## What is being asked
Every line below must be reproduced exactly; no pictures are to be included.

## Source data
=== Section Start ===
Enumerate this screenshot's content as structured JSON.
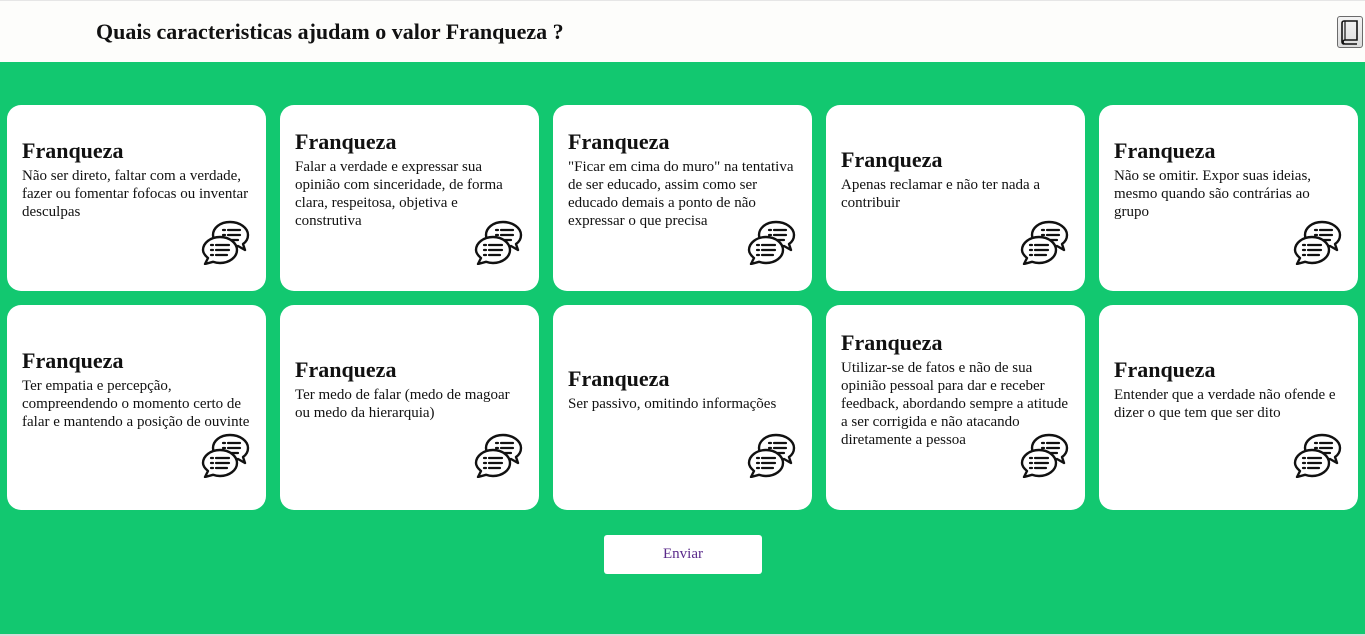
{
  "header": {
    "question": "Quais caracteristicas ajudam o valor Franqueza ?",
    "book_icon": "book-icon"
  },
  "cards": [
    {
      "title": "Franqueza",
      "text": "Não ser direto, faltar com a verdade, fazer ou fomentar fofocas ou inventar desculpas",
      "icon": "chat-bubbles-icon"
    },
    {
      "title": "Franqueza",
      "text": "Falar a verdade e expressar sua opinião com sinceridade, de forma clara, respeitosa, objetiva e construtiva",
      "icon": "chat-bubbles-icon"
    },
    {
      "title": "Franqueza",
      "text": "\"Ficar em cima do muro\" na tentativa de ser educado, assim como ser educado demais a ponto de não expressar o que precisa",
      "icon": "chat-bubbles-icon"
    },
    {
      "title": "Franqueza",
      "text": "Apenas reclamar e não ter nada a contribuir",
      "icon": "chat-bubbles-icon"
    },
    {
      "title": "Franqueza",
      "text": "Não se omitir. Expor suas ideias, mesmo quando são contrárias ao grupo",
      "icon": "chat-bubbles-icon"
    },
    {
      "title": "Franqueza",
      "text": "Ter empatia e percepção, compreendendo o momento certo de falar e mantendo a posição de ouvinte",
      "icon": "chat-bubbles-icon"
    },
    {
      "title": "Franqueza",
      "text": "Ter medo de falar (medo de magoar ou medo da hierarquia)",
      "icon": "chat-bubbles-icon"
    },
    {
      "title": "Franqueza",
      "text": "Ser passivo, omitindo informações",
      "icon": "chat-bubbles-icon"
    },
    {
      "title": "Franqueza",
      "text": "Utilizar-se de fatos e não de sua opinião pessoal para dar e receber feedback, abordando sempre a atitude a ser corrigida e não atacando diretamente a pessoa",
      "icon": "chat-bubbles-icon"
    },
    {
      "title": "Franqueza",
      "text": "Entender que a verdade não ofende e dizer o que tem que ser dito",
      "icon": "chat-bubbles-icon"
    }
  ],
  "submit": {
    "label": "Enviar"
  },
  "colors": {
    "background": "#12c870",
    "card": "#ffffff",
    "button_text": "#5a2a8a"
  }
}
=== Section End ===
## Task result
Enumerate this screenshot's content as structured JSON.
{
  "header": {
    "question": "Quais caracteristicas ajudam o valor Franqueza ?",
    "book_icon": "book-icon"
  },
  "cards": [
    {
      "title": "Franqueza",
      "text": "Não ser direto, faltar com a verdade, fazer ou fomentar fofocas ou inventar desculpas",
      "icon": "chat-bubbles-icon"
    },
    {
      "title": "Franqueza",
      "text": "Falar a verdade e expressar sua opinião com sinceridade, de forma clara, respeitosa, objetiva e construtiva",
      "icon": "chat-bubbles-icon"
    },
    {
      "title": "Franqueza",
      "text": "\"Ficar em cima do muro\" na tentativa de ser educado, assim como ser educado demais a ponto de não expressar o que precisa",
      "icon": "chat-bubbles-icon"
    },
    {
      "title": "Franqueza",
      "text": "Apenas reclamar e não ter nada a contribuir",
      "icon": "chat-bubbles-icon"
    },
    {
      "title": "Franqueza",
      "text": "Não se omitir. Expor suas ideias, mesmo quando são contrárias ao grupo",
      "icon": "chat-bubbles-icon"
    },
    {
      "title": "Franqueza",
      "text": "Ter empatia e percepção, compreendendo o momento certo de falar e mantendo a posição de ouvinte",
      "icon": "chat-bubbles-icon"
    },
    {
      "title": "Franqueza",
      "text": "Ter medo de falar (medo de magoar ou medo da hierarquia)",
      "icon": "chat-bubbles-icon"
    },
    {
      "title": "Franqueza",
      "text": "Ser passivo, omitindo informações",
      "icon": "chat-bubbles-icon"
    },
    {
      "title": "Franqueza",
      "text": "Utilizar-se de fatos e não de sua opinião pessoal para dar e receber feedback, abordando sempre a atitude a ser corrigida e não atacando diretamente a pessoa",
      "icon": "chat-bubbles-icon"
    },
    {
      "title": "Franqueza",
      "text": "Entender que a verdade não ofende e dizer o que tem que ser dito",
      "icon": "chat-bubbles-icon"
    }
  ],
  "submit": {
    "label": "Enviar"
  },
  "colors": {
    "background": "#12c870",
    "card": "#ffffff",
    "button_text": "#5a2a8a"
  }
}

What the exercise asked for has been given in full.